By: Jason King
Nine months after originally being posted, the article Do Sales Spiffs Really Work? is still one of the most visited posts on this blog. This is very telling data – people continue searching for answers when it comes to measuring ROI on their incentives programs.
One of the chief advantages of digitizing sales incentives programs that we continually stress is the ability to measure program effectiveness in real time. I can only speak for our software, of course, when I say real time but we shall assume that any digital platform you may use to administer your programs is giving you reporting significantly sooner than a mail-in or other campaign. Real-time effectiveness measurement gives you the first hint of the answer to the above question: are my sales incentives programs effective? If you want to go a bit further down the rabbit hole, however, a lot of debate still circles around what constitutes a meaningful change in behaviour. To be specific: are your programs causing sellers and buyers to favour your product more often at time of purchase?
What Is Meaningful?
The challenge in getting down to a simple definition of meaningful behavioural change here is first arriving at what a reasonable expectation of that change might be. With the incredible and ever-increasing amount of inputs your salespeople and consumers face every day, is it still reasonable to expect to build long-lasting, set-it-and-forget it-type loyalty for your product?

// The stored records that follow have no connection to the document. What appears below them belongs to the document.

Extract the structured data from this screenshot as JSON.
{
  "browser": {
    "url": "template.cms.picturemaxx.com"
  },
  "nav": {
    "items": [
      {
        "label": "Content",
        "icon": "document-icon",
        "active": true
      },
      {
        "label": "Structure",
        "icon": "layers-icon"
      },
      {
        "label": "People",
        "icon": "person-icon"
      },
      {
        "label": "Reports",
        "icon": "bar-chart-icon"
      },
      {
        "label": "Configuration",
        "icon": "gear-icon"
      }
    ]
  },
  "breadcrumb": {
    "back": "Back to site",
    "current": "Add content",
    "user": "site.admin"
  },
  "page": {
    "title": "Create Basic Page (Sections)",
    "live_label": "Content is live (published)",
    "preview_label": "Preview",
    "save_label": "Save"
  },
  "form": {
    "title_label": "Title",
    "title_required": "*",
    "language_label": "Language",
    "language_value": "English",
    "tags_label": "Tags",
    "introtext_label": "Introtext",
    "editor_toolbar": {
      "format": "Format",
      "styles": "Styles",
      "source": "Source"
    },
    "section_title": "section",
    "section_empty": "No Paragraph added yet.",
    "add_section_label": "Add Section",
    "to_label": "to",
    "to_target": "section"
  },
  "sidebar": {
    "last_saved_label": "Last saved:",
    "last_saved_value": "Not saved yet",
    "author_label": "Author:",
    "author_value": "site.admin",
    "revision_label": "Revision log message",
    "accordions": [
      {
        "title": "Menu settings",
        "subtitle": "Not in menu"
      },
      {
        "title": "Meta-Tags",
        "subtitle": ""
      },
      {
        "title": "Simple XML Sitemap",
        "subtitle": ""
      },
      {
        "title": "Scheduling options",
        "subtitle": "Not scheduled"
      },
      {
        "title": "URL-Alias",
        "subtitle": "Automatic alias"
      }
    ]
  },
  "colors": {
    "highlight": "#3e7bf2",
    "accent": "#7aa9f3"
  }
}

Having worked in the automotive industry a few years ago during a period of sweeping change and now watching the fickle consumer electronics market, I can think of a few brands who would agree that lasting type of brand loyalty is out the window.
Goals + Needs
I propose that to move the needle right now, it is important to more closely align the mechanics of your sales incentives with the short-term needs of your sellers and buyers. It has never been easier to be in touch with those needs via a vast array of communication platforms. This is an age of custom culture and with the availability of powerful tools to customize your programs you have a way to effectively earn the attention and favour of these important folks. What you do not have is the right to assume that you can retain that favour in a lasting way.
We have this really cool machine in our office that will make a wide array of hot, caffeinated drinks on demand. Not quite as cool as having our own barista, but super convenient. The funny thing about this device is that when I started here in May 2012, it was “the amazing office coffee robot” but now in September 2013 it is simply “the coffee machine.” Do you follow? The gild is off the caffeinated lily, so to speak.
The same goes for your sales incentives – if you want to own the favour of your channel partners and their sales associates, the onus is heavily on you to keep them engaged. It is only fair and, really, it will make your job more fun. This may mean breaking your planning into shorter-term goals but technology helps you to make this easier too as well as make real-time adjustments on the fly.
Customizing programs for your partners makes them feel valued and they will like your programs for the same reason that all custom culture succeeds – it connects with people in a more meaningful way. Being creative with your programs makes them more engaging because they are simply more interesting to people. Create engaging touch points in how they claim their incentives and you are changing the physical behaviour they associate with how they get paid. While your competitors battle for the attention of these same folks, if you are keeping them engaged and well-paid, then you will be changing their behaviour and you will be accomplishing your goals for as long as you earn the right to do so.
Jason is the Content and Community guy at 360Incentives.com Connect with Jason on Twitter @JayKing71, LinkedIn or Google+ 360 is changing the world of incentives. To find out how, book a call with us now!